PROBLEM
Exact wording is required: give all the records again, minus the pictures.
----
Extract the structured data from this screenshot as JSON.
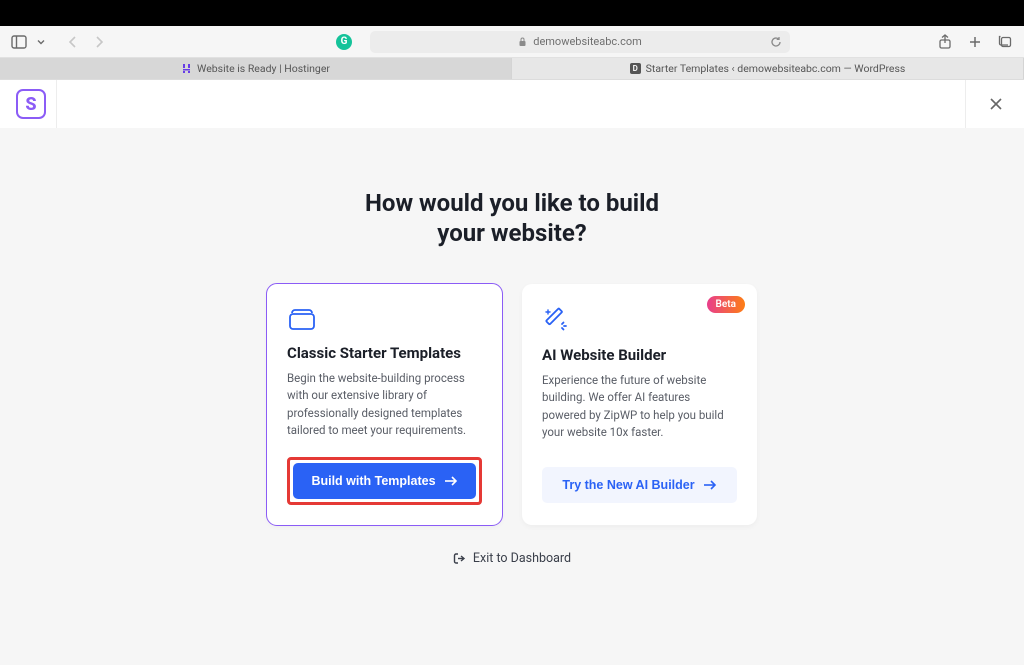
{
  "browser": {
    "address": "demowebsiteabc.com",
    "tabs": [
      {
        "label": "Website is Ready | Hostinger",
        "favicon": "h-letter"
      },
      {
        "label": "Starter Templates ‹ demowebsiteabc.com — WordPress",
        "favicon": "d-letter"
      }
    ]
  },
  "app": {
    "logo_letter": "S",
    "heading_line1": "How would you like to build",
    "heading_line2": "your website?",
    "cards": {
      "classic": {
        "title": "Classic Starter Templates",
        "desc": "Begin the website-building process with our extensive library of professionally designed templates tailored to meet your requirements.",
        "cta": "Build with Templates"
      },
      "ai": {
        "badge": "Beta",
        "title": "AI Website Builder",
        "desc": "Experience the future of website building. We offer AI features powered by ZipWP to help you build your website 10x faster.",
        "cta": "Try the New AI Builder"
      }
    },
    "exit_label": "Exit to Dashboard"
  }
}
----
TASK ANSWER
Extract the structured data from this screenshot as JSON.
{
  "browser": {
    "address": "demowebsiteabc.com",
    "tabs": [
      {
        "label": "Website is Ready | Hostinger",
        "favicon": "h-letter"
      },
      {
        "label": "Starter Templates ‹ demowebsiteabc.com — WordPress",
        "favicon": "d-letter"
      }
    ]
  },
  "app": {
    "logo_letter": "S",
    "heading_line1": "How would you like to build",
    "heading_line2": "your website?",
    "cards": {
      "classic": {
        "title": "Classic Starter Templates",
        "desc": "Begin the website-building process with our extensive library of professionally designed templates tailored to meet your requirements.",
        "cta": "Build with Templates"
      },
      "ai": {
        "badge": "Beta",
        "title": "AI Website Builder",
        "desc": "Experience the future of website building. We offer AI features powered by ZipWP to help you build your website 10x faster.",
        "cta": "Try the New AI Builder"
      }
    },
    "exit_label": "Exit to Dashboard"
  }
}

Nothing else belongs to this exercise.